“Don’t ask what the world needs, ask what makes you come alive and go do that, because what the world needs is people who have come alive.” – Howard Thurman
Alex Freid began his college career at UNH because it made sense financially. As a local resident, there is a stigma about attending UNH, but Alex believes “it is what you make it…the Durham you know in high school and the Durham you know in college can be different.” Alex began his activism in high school, attending meetings with the UNH Student Environmental Action Coalition (SEAC) and Peace and Justice League. He jumped right into a leadership role once officially on campus. By October of his freshman year with SEAC, he helped implement the mural painted in downtown Durham.
Through the Peace and Justice League, Alex spent his freshman year organizing the 40th anniversary reunion of the anti-war protests and strike at UNH. He spent dozens of hours researching the original event, gathering newspaper clippings, video footage, newsletters and notes. His research efforts were developed into an official University archive. The reunion event brought the 1970 Student Body President back to campus to speak before an intergenerational crowd of 400 people. This event was considered controversial because of the nature of the original event, but according to his nominator Nick Smith, Alex was able to work with caution and care, having great poise.
Alex, a dual Philosophy and Political Science major, has been a part of over 40 activist events on campus. He spent his earlier years taking the lead on projects, and his later building and teaching leadership to the younger members of his groups. Alex’s gift is big picture thinking. He is a charismatic leader who thinks about the future. He is able to see where there is room for improvement and development in organizations. He works to solve problems by investigating long term solutions. Alex teaches people the process and develops leadership, and when the new leadership is in place he walks away and finds a new issue to tackle. It is easy to predict he will continue on this path creating organizations, inviting others to find their passions and take the lead.
At the end of his freshman year Alex observed and photo-documented trash dumpsters overflowing with usable items during student move-out. This led to the Trash 2 Treasure program, an off-shoot of SEAC, which sought to alleviate waste. From its creation the program wanted to be autonomous from University funding, knowing its success depended on it being a self-funded sustainable organization. The success of the program is credited to Alex and a few students who overcame many obstacles to found and create a program which through volunteer time collects, stores, repairs, and cleans thousands of items to be sold during student opening weekend. Through fundraising and a Parent’s Association Grant, $10,000 was raised with proceeds from the event bringing in $12,000. In the second year the program made over $20,000, establishing the first student led, self-sustaining program in the country.
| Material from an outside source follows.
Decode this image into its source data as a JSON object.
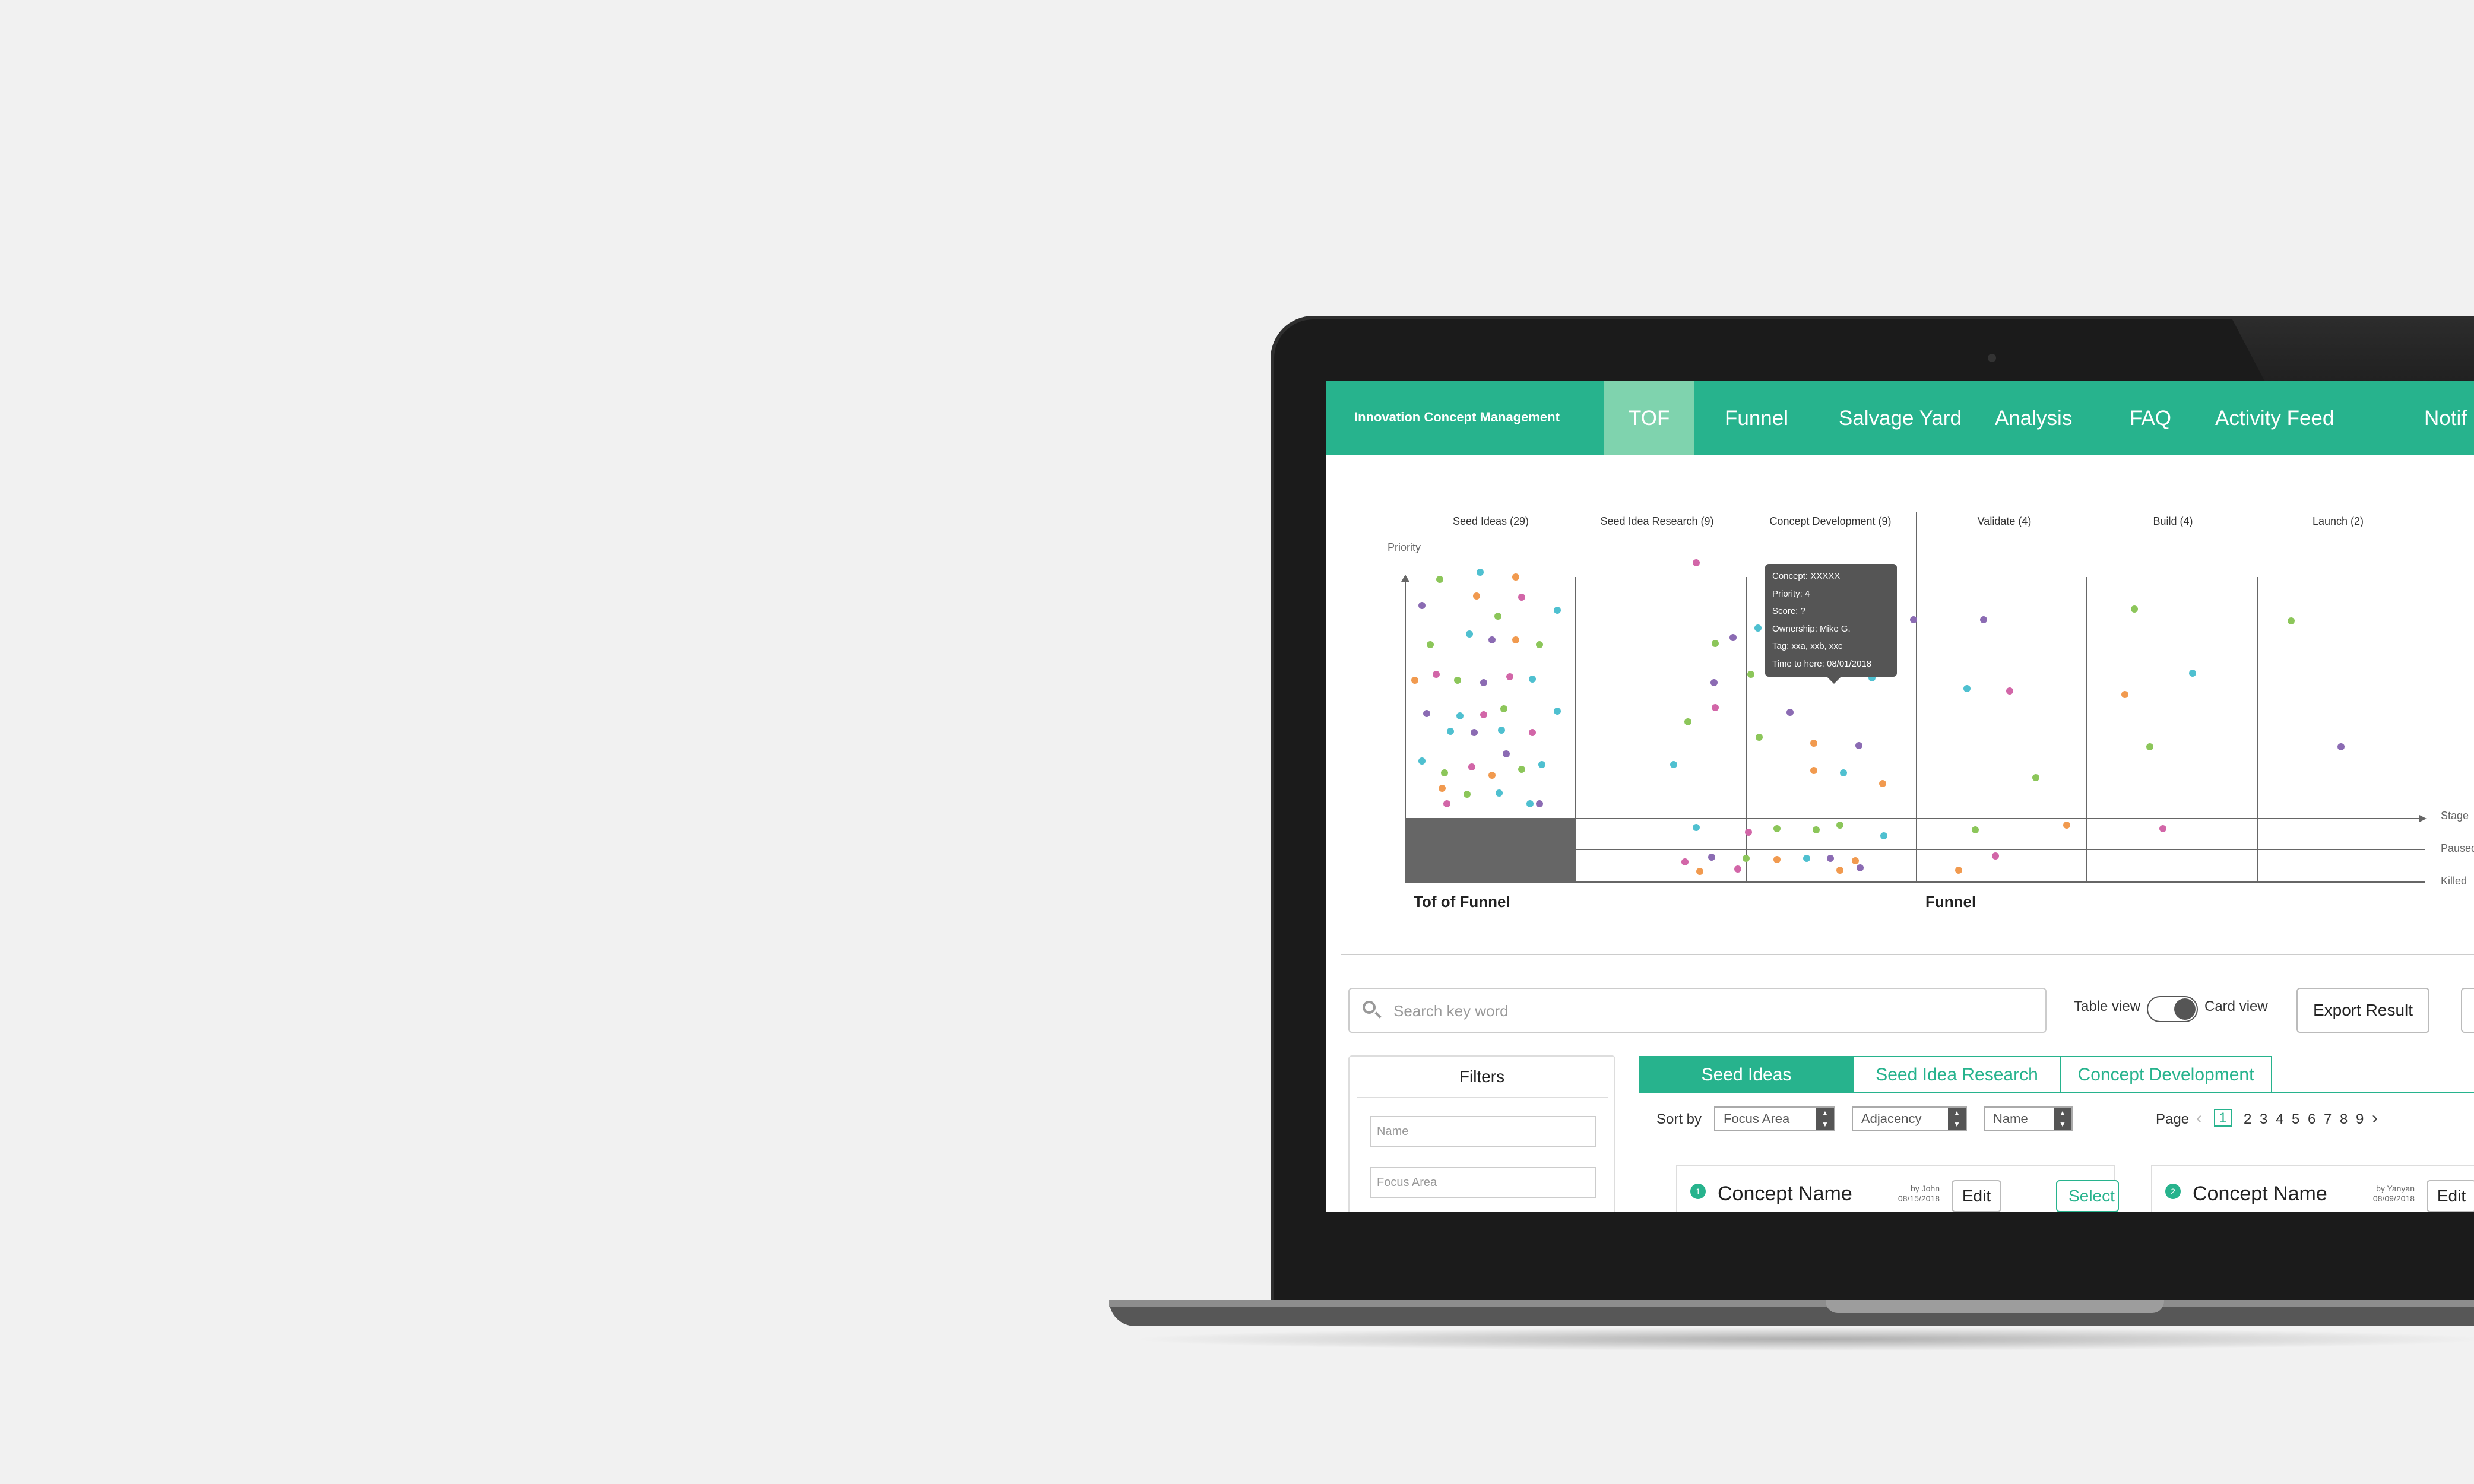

Currently, Alex is establishing the Trash 2 Treasure program as a national non-profit. The mission is “to effectuate a step-by-step zero waste movement on college campuses across the country through student-led waste reduction and re-use programs.” This organization will offer funding and assistance to students around the country to build self-sustaining programs on their own campuses. He hopes to work with this non-profit next year.
Alex believes there are many people who have helped him be successful in his endeavors on campus. The late Bob Pettigrew, who assisted with student fee funding, was an ally for all of these programs and organizations. Chief of Police Paul Dean is another person who has been instrumental in the success of the Trash 2 Treasure program.
Additionally, Alex has spent a semester abroad in Argentina studying theories of social justice focusing on social movements and human rights. He is also the youngest member on the Board of Directors of NH Peace Action, an organization he has been involved in for years. Through this, he is coordinating the 5th annual NH Youth for Peace and Justice Conference, which he hopes will be the starting point for a statewide network of groups offering growth and support for young peace activists. He was recently awarded the prestigious National Udall Fellowship given to students who have demonstrated leadership in the environment and interest in future environmental careers. He is taking time this spring to work on the White Ribbon Campaign with SHARPP, which is an international campaign involving men who take a pledge to help end violence against women.
Alex is a driven individual. He is an organizer, an activist and advocate. As his nominator wrote, he is an “exemplary leader, member of the community, scholar. He is an honest, persistent and even tenacious advocate for justice.” Alex is inspiring, curious and certainly has “more of a voice than [he] realizes.” Alex’s skill set is unique. He will no doubt use his leadership to make changes in our world and through his passion inspire others to find their own passion.
2013 - 2014 CYOS Honorees: seated Zak Ahmad-Kahloon, Emily Dickman, Nyomi Guzman, Annie Crossman, standing Lauren McCandless, Kathryn Sattora, Timothy Marquis, Sid Nigam, Evan Beals, Peter Wilkinson